AIM OF THE TASK -
Return copies of the lines below that mention "JSON".

--- DATA FOR ANALYSIS ---

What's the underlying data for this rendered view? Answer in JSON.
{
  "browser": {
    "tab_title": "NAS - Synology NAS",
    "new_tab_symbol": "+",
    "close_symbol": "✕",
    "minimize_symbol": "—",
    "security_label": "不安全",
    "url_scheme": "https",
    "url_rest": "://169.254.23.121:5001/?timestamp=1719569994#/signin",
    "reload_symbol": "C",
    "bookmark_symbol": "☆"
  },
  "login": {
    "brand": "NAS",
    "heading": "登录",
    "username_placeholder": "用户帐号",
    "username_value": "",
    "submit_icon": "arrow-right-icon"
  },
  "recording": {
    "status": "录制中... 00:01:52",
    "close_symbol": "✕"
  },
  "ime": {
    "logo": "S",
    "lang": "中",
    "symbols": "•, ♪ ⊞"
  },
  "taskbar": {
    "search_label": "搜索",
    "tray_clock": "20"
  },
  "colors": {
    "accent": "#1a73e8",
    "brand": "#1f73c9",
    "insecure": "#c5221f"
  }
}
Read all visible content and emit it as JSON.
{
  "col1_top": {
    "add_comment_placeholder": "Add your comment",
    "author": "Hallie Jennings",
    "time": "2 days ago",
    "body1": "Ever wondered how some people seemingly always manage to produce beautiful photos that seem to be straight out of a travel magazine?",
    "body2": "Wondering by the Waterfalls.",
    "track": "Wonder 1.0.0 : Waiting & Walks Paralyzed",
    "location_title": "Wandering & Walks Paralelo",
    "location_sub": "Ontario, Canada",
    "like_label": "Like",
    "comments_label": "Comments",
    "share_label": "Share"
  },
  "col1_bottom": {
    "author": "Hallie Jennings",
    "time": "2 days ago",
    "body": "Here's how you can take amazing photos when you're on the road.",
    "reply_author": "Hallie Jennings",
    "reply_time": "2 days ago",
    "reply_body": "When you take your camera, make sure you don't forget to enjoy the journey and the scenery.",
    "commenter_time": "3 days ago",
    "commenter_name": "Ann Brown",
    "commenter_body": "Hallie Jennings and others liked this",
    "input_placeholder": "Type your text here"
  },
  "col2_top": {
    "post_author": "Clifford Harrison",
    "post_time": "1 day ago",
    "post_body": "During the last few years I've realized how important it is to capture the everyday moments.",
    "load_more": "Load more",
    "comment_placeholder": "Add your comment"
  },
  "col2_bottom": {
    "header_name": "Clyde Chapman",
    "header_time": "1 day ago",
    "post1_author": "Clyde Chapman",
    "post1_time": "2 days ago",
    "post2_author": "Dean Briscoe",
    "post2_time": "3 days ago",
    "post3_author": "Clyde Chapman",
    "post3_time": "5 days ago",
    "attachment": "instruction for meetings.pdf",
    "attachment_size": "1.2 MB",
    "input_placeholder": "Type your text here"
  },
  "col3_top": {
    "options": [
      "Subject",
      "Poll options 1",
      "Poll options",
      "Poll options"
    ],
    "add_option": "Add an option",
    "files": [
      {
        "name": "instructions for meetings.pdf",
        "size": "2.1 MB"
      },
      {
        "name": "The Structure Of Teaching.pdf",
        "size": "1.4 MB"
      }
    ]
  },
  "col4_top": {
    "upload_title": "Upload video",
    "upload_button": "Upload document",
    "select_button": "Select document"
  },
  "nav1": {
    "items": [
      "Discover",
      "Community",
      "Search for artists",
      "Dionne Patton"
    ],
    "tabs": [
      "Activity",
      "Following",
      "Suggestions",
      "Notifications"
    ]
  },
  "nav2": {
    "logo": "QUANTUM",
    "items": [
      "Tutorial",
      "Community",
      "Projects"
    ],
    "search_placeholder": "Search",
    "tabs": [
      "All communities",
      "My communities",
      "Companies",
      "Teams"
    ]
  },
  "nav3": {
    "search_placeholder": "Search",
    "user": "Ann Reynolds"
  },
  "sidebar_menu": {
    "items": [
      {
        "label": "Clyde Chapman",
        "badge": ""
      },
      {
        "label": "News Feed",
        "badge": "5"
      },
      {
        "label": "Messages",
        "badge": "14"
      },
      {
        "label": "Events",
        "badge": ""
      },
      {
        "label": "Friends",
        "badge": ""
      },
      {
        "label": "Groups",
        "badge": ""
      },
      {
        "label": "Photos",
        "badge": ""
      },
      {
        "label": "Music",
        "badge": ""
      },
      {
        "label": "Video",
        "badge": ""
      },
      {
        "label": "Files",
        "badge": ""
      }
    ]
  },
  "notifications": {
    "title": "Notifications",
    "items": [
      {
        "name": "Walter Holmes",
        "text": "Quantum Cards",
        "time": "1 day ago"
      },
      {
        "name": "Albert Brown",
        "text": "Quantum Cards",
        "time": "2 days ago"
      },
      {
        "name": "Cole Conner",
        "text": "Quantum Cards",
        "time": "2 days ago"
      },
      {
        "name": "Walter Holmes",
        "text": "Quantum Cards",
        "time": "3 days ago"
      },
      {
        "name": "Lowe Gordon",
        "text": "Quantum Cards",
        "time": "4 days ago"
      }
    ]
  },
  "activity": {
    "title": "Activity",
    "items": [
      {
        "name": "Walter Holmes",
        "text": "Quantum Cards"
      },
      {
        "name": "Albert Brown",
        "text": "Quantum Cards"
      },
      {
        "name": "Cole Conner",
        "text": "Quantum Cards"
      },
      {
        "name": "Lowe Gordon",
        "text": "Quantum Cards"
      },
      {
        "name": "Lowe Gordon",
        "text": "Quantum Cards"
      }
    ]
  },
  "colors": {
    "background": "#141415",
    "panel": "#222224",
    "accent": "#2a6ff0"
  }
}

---
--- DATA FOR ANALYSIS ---

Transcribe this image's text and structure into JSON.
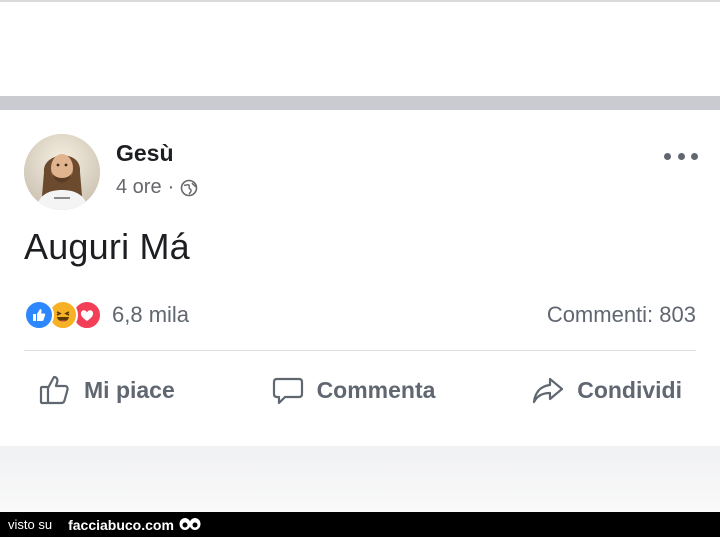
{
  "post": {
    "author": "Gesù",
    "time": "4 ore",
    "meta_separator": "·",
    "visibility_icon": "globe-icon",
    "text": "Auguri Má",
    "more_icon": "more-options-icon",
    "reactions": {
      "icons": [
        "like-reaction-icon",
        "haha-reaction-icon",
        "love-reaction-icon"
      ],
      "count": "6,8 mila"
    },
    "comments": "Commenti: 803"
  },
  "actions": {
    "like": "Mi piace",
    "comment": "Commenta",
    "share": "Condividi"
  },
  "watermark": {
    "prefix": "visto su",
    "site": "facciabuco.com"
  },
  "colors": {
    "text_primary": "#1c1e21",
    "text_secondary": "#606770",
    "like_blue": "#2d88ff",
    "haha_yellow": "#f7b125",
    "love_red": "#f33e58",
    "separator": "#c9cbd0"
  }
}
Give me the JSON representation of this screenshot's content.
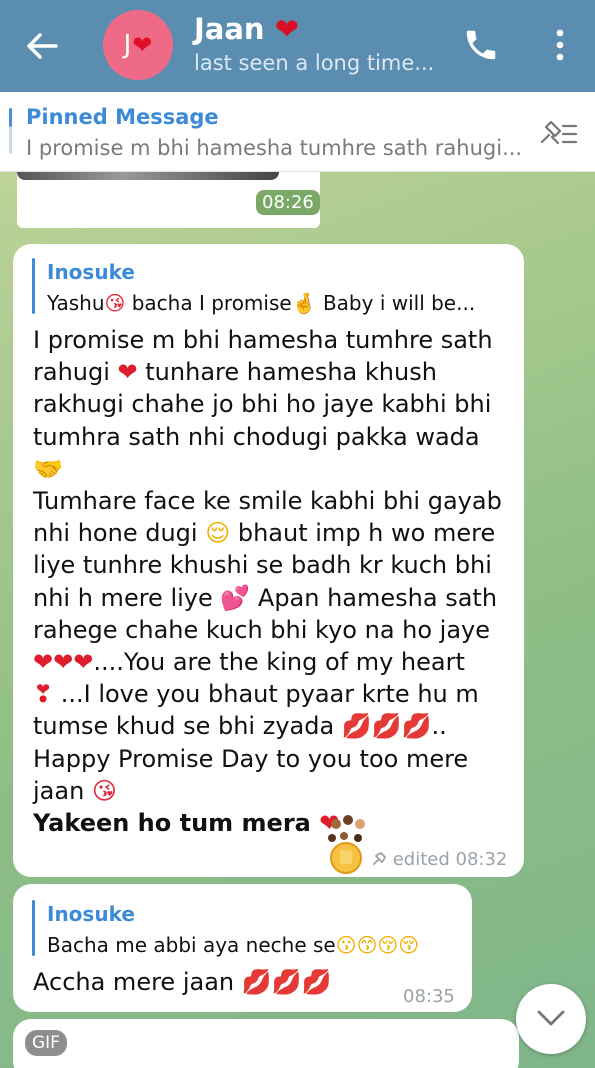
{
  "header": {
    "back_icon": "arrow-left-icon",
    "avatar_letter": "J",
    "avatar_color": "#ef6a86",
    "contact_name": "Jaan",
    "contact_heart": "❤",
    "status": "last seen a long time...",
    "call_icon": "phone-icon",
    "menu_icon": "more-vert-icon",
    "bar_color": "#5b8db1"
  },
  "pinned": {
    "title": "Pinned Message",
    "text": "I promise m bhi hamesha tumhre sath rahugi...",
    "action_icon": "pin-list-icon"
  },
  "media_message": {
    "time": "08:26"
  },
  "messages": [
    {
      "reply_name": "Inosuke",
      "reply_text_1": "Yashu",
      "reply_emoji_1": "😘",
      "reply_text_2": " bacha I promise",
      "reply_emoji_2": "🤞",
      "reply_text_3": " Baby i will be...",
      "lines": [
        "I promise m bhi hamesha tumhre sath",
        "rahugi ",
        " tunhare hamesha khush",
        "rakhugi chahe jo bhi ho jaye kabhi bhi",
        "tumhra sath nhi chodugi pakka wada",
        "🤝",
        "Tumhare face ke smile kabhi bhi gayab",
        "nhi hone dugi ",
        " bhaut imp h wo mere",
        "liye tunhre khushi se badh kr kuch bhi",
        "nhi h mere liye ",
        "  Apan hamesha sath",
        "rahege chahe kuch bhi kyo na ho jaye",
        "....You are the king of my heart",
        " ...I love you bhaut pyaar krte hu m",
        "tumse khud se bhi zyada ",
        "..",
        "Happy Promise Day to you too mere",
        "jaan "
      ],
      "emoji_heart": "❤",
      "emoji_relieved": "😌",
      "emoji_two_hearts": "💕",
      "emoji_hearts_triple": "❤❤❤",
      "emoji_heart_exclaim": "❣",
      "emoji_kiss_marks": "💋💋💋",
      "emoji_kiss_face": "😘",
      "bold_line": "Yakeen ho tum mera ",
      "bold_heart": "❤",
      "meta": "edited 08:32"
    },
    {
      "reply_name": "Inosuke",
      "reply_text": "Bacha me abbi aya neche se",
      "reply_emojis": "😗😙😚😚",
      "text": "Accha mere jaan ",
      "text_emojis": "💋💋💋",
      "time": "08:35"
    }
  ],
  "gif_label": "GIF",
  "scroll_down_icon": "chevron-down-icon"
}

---

EXERCISE SOLUTION -
What's the underlying data for this rendered view? Answer in JSON.
Read all visible content and emit it as JSON.
Transcribe this image's text and structure into JSON.
Give me the JSON representation of this screenshot's content.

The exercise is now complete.